Before the screening I introduced the artists individually. Actor Tanner Beard, who voiced the Father, turned around and shook hands with his on-screen animated daughter Helena Aviv Perez (Sarah) for the first time. It was such a funny but beautiful moment.

This was the venue for our screening and reception. 

Of course we had to give out goodie bags for all of the guests. They included a copy of the Jungle Book catalogue as well as.... some MUSHKA merchandise. 

Voice actors Josh Goldman (Alex), Tanner Beard (Father) and Helena Aviv Perez (Sarah).

Disney royalty Kathryn Beaumont and MUSHKA singer extraordinaire Holly Sedillos. Unfortunately Richard Sherman wasn't available that evening.

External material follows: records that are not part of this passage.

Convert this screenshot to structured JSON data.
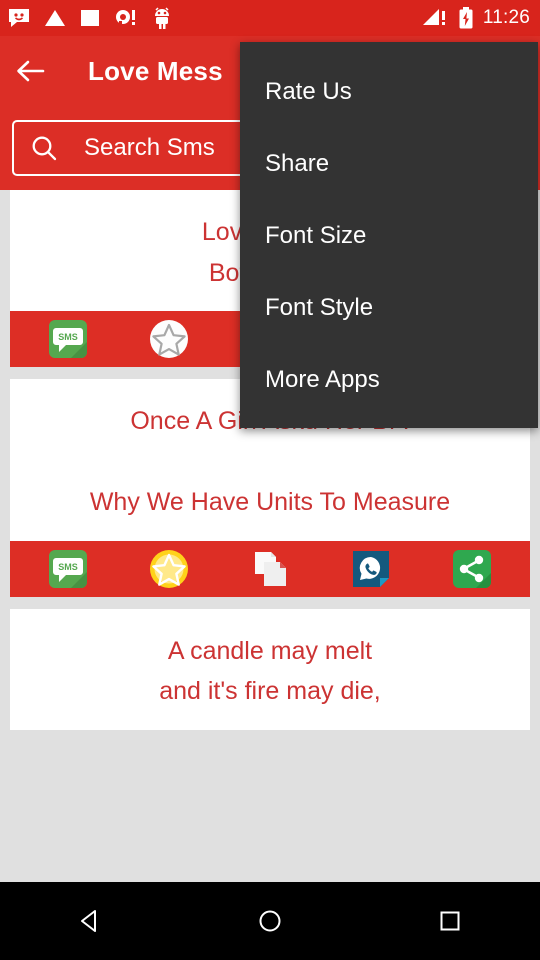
{
  "status_bar": {
    "time": "11:26",
    "left_icons": [
      "message-icon",
      "triangle-icon",
      "square-icon",
      "alert-dot-icon",
      "android-robot-icon"
    ],
    "right_icons": [
      "signal-alert-icon",
      "battery-charging-icon"
    ],
    "background": "#d8241c"
  },
  "toolbar": {
    "back_icon": "back-arrow-icon",
    "title": "Love Mess",
    "background": "#dc2e26"
  },
  "search": {
    "icon": "search-icon",
    "placeholder": "Search Sms",
    "value": ""
  },
  "menu": {
    "visible": true,
    "background": "#333333",
    "items": [
      {
        "label": "Rate Us"
      },
      {
        "label": "Share"
      },
      {
        "label": "Font Size"
      },
      {
        "label": "Font Style"
      },
      {
        "label": "More Apps"
      }
    ]
  },
  "cards": [
    {
      "lines": [
        "Love & Rain",
        "Both Gives"
      ],
      "text_color": "#cc3333",
      "actions": [
        {
          "name": "sms-icon",
          "label": "SMS"
        },
        {
          "name": "favorite-star-icon",
          "state": "off"
        },
        {
          "name": "copy-icon"
        },
        {
          "name": "whatsapp-icon"
        },
        {
          "name": "share-icon"
        }
      ]
    },
    {
      "lines": [
        "Once A Girl Askd Her Bf :",
        "",
        "Why We Have Units To Measure"
      ],
      "text_color": "#cc3333",
      "actions": [
        {
          "name": "sms-icon",
          "label": "SMS"
        },
        {
          "name": "favorite-star-icon",
          "state": "on"
        },
        {
          "name": "copy-icon"
        },
        {
          "name": "whatsapp-icon"
        },
        {
          "name": "share-icon"
        }
      ]
    },
    {
      "lines": [
        "A candle may melt",
        "and it's fire may die,"
      ],
      "text_color": "#cc3333",
      "actions": []
    }
  ],
  "nav_bar": {
    "back": "nav-back-icon",
    "home": "nav-home-icon",
    "recents": "nav-recents-icon",
    "background": "#000000"
  },
  "colors": {
    "primary_red": "#dc2e26",
    "status_red": "#d8241c",
    "accent_text": "#cc3333",
    "page_background": "#e0e0e0",
    "menu_background": "#333333"
  }
}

Don Hahn and Rick Farmiloe. 

On the left, filmmakers Ted Thomas and his wife Kuniko. On the far right my storyboard partner (Layout artist and scene planer) Matthieu Saghezchi. 

Head of character opaquing and character color Ambrosio Garcia. 

Animator and good friend Andreas Wessel-Therhorn. Andreas animated critical scenes with the three villains. 

Cortney DiPaola animated a ton of lovely scenes with Sarah. 

On the far left my amazing screenwriter Mayka (Michael McKinney), then Roger Viloria, coproducer  and head of all postproduction...and my dear partner. Next to him is composer Fabrizio Mancinelli, who worked closely with Richard Sherman. Fabrizio gave me a film score I could only have dreamt of!!

And Natalie Franscioni-Karp painted the vast majority of the backgrounds. I am in such awe of her talent and her commitment. 

On the right is Steve Gordon. I go waaaaayy back with Steve to the Black Cauldron. He animated the most complicated action scene on MUSHKA. At the time it seemed impossible to do from a technical point of view.

Kathy Beaumont with another Disney voice legend Bruce Reitherman. 

It was an emotional night to say the least. I will always be grateful to our small but kick-ass crew, who helped me to get this story to the screen.